The prevalence of hypertension varies across states and is higher in rural versus urban areas, according to research published in the May 8 issue of the U.S. Centers for Disease Control and Prevention Morbidity and Mortality Weekly Report.
Claudine M. Samanic, Ph.D., from the CDC in Atlanta, and colleagues analyzed data reported by 442,641 adults who participated in the 2017 Behavioral Risk Factor Surveillance System to examine the prevalence of self-reported hypertension and antihypertensive medication use by rural-urban classification and county.
The researchers found that in rural areas and the most urban (large central metro) areas, 40.0 and 29.4 percent of adults, respectively, reported having hypertension. Compared with the most urban areas, the most rural areas had a higher age-standardized hypertension prevalence within nearly all categories of age, sex, and other demographic characteristics. Across counties, model-based hypertension prevalence varied from 18.0 to 55.0 percent, and was highest in the Southeastern and Appalachian counties. Among adults with hypertension, model-based county-level prevalence of antihypertensive medication use varied from 54.3 to 84.7 percent, with use higher in rural versus most urban areas.

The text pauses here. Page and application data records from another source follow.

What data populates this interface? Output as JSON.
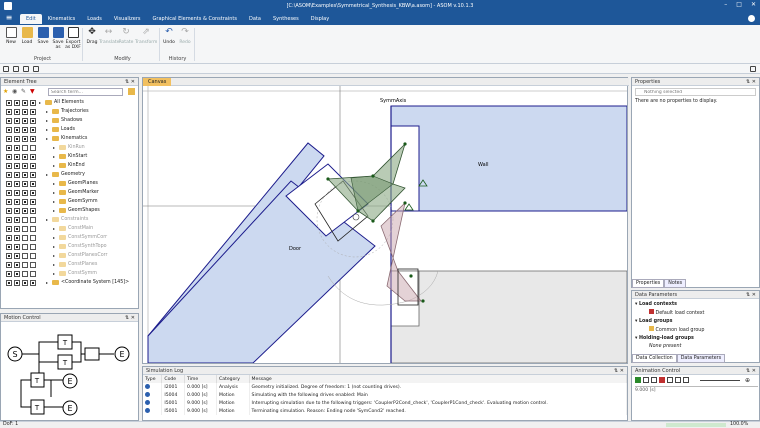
{
  "app": {
    "title": "[C:\\ASOM\\Examples\\Symmetrical_Synthesis_KBW\\a.asom] - ASOM v.10.1.3"
  },
  "menu": {
    "tabs": [
      "Edit",
      "Kinematics",
      "Loads",
      "Visualizers",
      "Graphical Elements & Constraints",
      "Data",
      "Syntheses",
      "Display"
    ],
    "active": "Edit"
  },
  "ribbon": {
    "buttons": [
      {
        "label": "New",
        "enabled": true
      },
      {
        "label": "Load",
        "enabled": true
      },
      {
        "label": "Save",
        "enabled": true
      },
      {
        "label": "Save as",
        "enabled": true
      },
      {
        "label": "Export as DXF",
        "enabled": true
      },
      {
        "label": "Drag",
        "enabled": true
      },
      {
        "label": "Translate",
        "enabled": false
      },
      {
        "label": "Rotate",
        "enabled": false
      },
      {
        "label": "Transform",
        "enabled": false
      },
      {
        "label": "Undo",
        "enabled": true
      },
      {
        "label": "Redo",
        "enabled": false
      }
    ],
    "groups": [
      "Project",
      "Modify",
      "History"
    ]
  },
  "element_tree": {
    "title": "Element Tree",
    "search_placeholder": "Search term...",
    "items": [
      {
        "label": "All Elements",
        "level": 0,
        "dim": false
      },
      {
        "label": "Trajectories",
        "level": 1,
        "dim": false
      },
      {
        "label": "Shadows",
        "level": 1,
        "dim": false
      },
      {
        "label": "Loads",
        "level": 1,
        "dim": false
      },
      {
        "label": "Kinematics",
        "level": 1,
        "dim": false
      },
      {
        "label": "KinRun",
        "level": 2,
        "dim": true
      },
      {
        "label": "KinStart",
        "level": 2,
        "dim": false
      },
      {
        "label": "KinEnd",
        "level": 2,
        "dim": false
      },
      {
        "label": "Geometry",
        "level": 1,
        "dim": false
      },
      {
        "label": "GeomPlanes",
        "level": 2,
        "dim": false
      },
      {
        "label": "GeomMarker",
        "level": 2,
        "dim": false
      },
      {
        "label": "GeomSymm",
        "level": 2,
        "dim": false
      },
      {
        "label": "GeomShapes",
        "level": 2,
        "dim": false
      },
      {
        "label": "Constraints",
        "level": 1,
        "dim": true
      },
      {
        "label": "ConstMain",
        "level": 2,
        "dim": true
      },
      {
        "label": "ConstSymmCorr",
        "level": 2,
        "dim": true
      },
      {
        "label": "ConstSynthTopo",
        "level": 2,
        "dim": true
      },
      {
        "label": "ConstPlanesCorr",
        "level": 2,
        "dim": true
      },
      {
        "label": "ConstPlanes",
        "level": 2,
        "dim": true
      },
      {
        "label": "ConstSymm",
        "level": 2,
        "dim": true
      },
      {
        "label": "<Coordinate System [145]>",
        "level": 1,
        "dim": false
      }
    ]
  },
  "motion_control": {
    "title": "Motion Control",
    "nodes": [
      "S",
      "T",
      "T",
      "T",
      "T",
      "E",
      "E",
      "E"
    ]
  },
  "canvas": {
    "tab": "Canvas",
    "labels": {
      "symaxis": "SymmAxis",
      "wall": "Wall",
      "door": "Door"
    }
  },
  "sim_log": {
    "title": "Simulation Log",
    "columns": [
      "Type",
      "Code",
      "Time",
      "Category",
      "Message"
    ],
    "rows": [
      [
        "",
        "I2001",
        "0.000 [s]",
        "Analysis",
        "Geometry initialized. Degree of freedom: 1 (not counting drives)."
      ],
      [
        "",
        "I5004",
        "0.000 [s]",
        "Motion",
        "Simulating with the following drives enabled: Main"
      ],
      [
        "",
        "I5001",
        "9.000 [s]",
        "Motion",
        "Interrupting simulation due to the following triggers: 'CouplerP2Cond_check', 'CouplerP1Cond_check'. Evaluating motion control."
      ],
      [
        "",
        "I5001",
        "9.000 [s]",
        "Motion",
        "Terminating simulation. Reason: Ending node 'SymCond2' reached."
      ]
    ]
  },
  "properties": {
    "title": "Properties",
    "search_placeholder": "Nothing selected",
    "empty_msg": "There are no properties to display.",
    "tabs": [
      "Properties",
      "Notes"
    ]
  },
  "data_params": {
    "title": "Data Parameters",
    "sections": [
      {
        "label": "Load contexts",
        "items": [
          "Default load context"
        ]
      },
      {
        "label": "Load groups",
        "items": [
          "Common load group"
        ]
      },
      {
        "label": "Holding-load groups",
        "items": [
          "None present"
        ]
      }
    ],
    "tabs": [
      "Data Collection",
      "Data Parameters"
    ]
  },
  "animation": {
    "title": "Animation Control",
    "time": "9.000 [s]"
  },
  "status": {
    "left": "DoF: 1",
    "zoom": "100.0%"
  },
  "colors": {
    "titlebar": "#1e5799",
    "canvas_fill": "#ccd9f0",
    "canvas_stroke": "#1c1c8c",
    "green_fill": "#8aa884",
    "tab_active": "#f2c060"
  }
}
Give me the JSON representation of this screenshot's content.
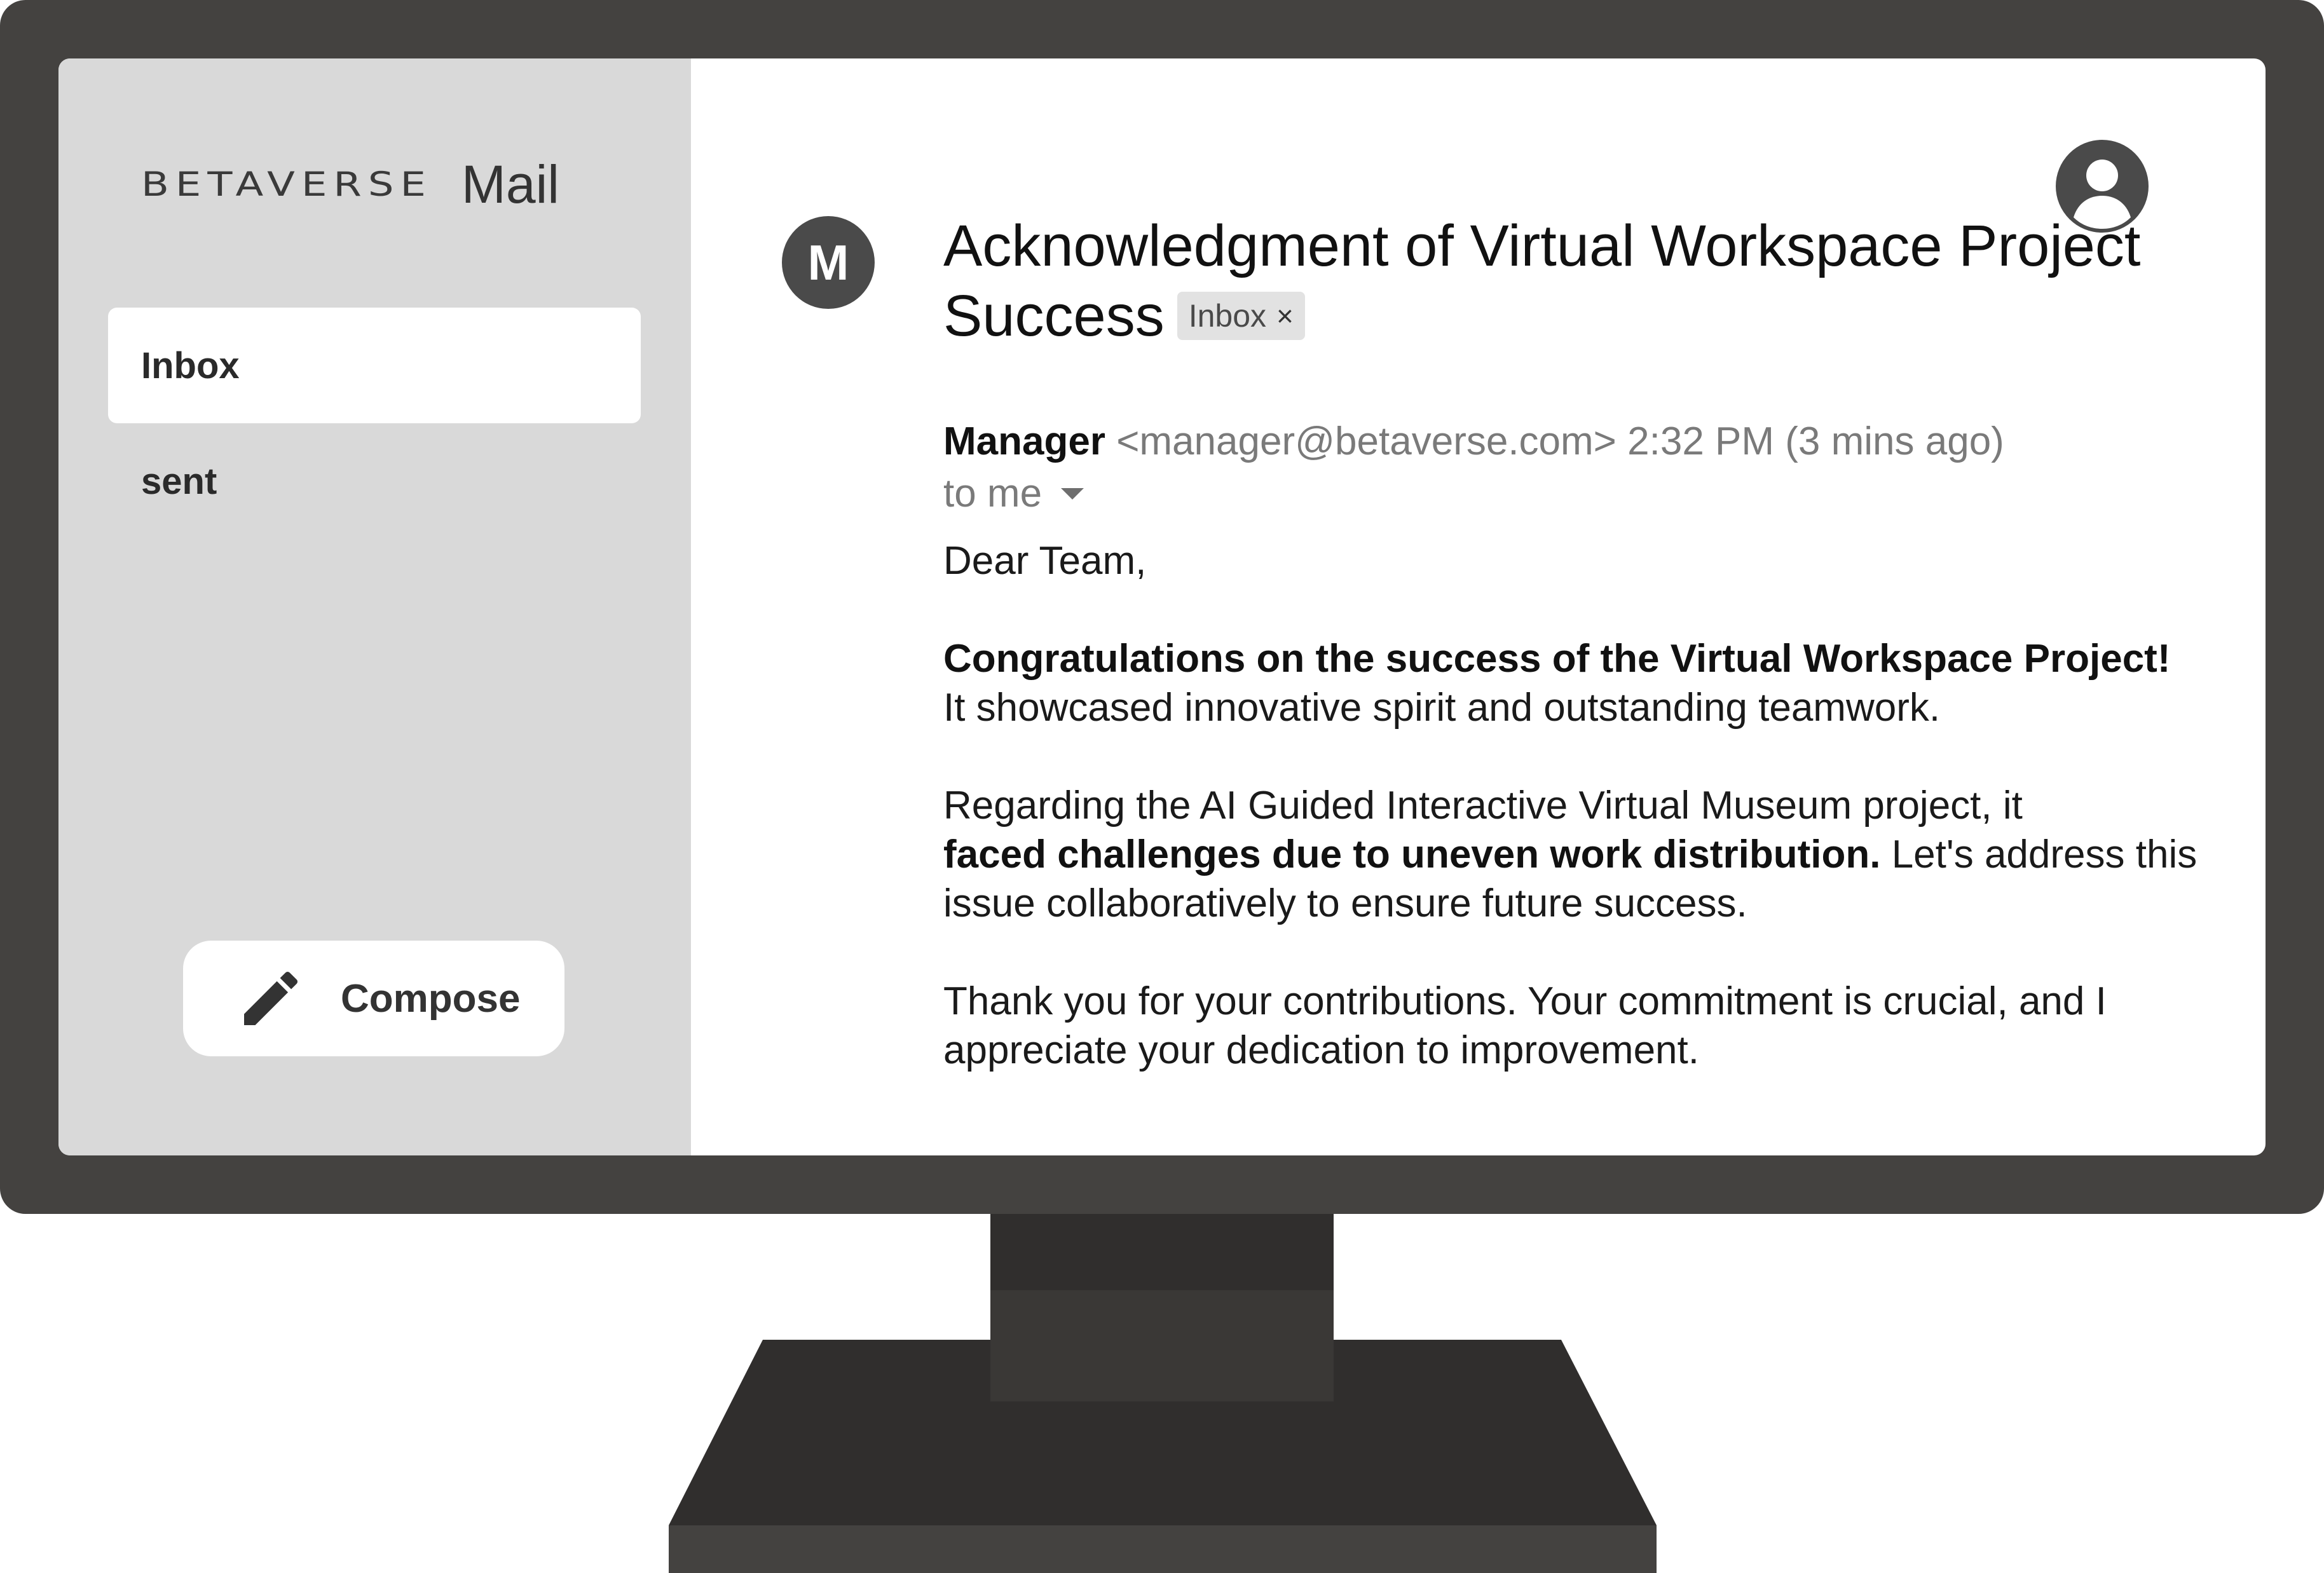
{
  "brand": {
    "logo": "BETAVERSE",
    "app_name": "Mail"
  },
  "sidebar": {
    "items": [
      {
        "label": "Inbox",
        "active": true
      },
      {
        "label": "sent",
        "active": false
      }
    ],
    "compose": {
      "label": "Compose",
      "icon": "pencil-icon"
    }
  },
  "header": {
    "user_icon": "account-circle-icon"
  },
  "email": {
    "avatar_letter": "M",
    "subject": "Acknowledgment of Virtual Workspace Project Success",
    "label_chip": {
      "text": "Inbox",
      "close": "×"
    },
    "sender_name": "Manager",
    "sender_email": "<manager@betaverse.com>",
    "time": "2:32 PM (3 mins ago)",
    "recipient": "to me",
    "body": {
      "greeting": "Dear Team,",
      "p1_bold": "Congratulations on the success of the Virtual Workspace Project!",
      "p1_rest": "It showcased innovative spirit and outstanding teamwork.",
      "p2_start": "Regarding the AI Guided Interactive Virtual Museum project, it",
      "p2_bold": "faced challenges due to uneven work distribution.",
      "p2_rest": "Let's address this issue collaboratively to ensure future success.",
      "p3": "Thank you for your contributions. Your commitment is crucial, and I appreciate your dedication to improvement."
    }
  },
  "colors": {
    "bezel": "#444240",
    "sidebar_bg": "#d9d9d9",
    "avatar_bg": "#4a4a4a",
    "chip_bg": "#e2e2e2",
    "muted_text": "#7a7a7a"
  }
}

“CDC is working with states to improve hypertension treatment and control through team-based care interventions that involve physicians, nurses, pharmacists, dietitians, and community health workers,” the authors write. “The increased use of telemedicine to support this strategy might improve the quality and availability of care among underserved populations.”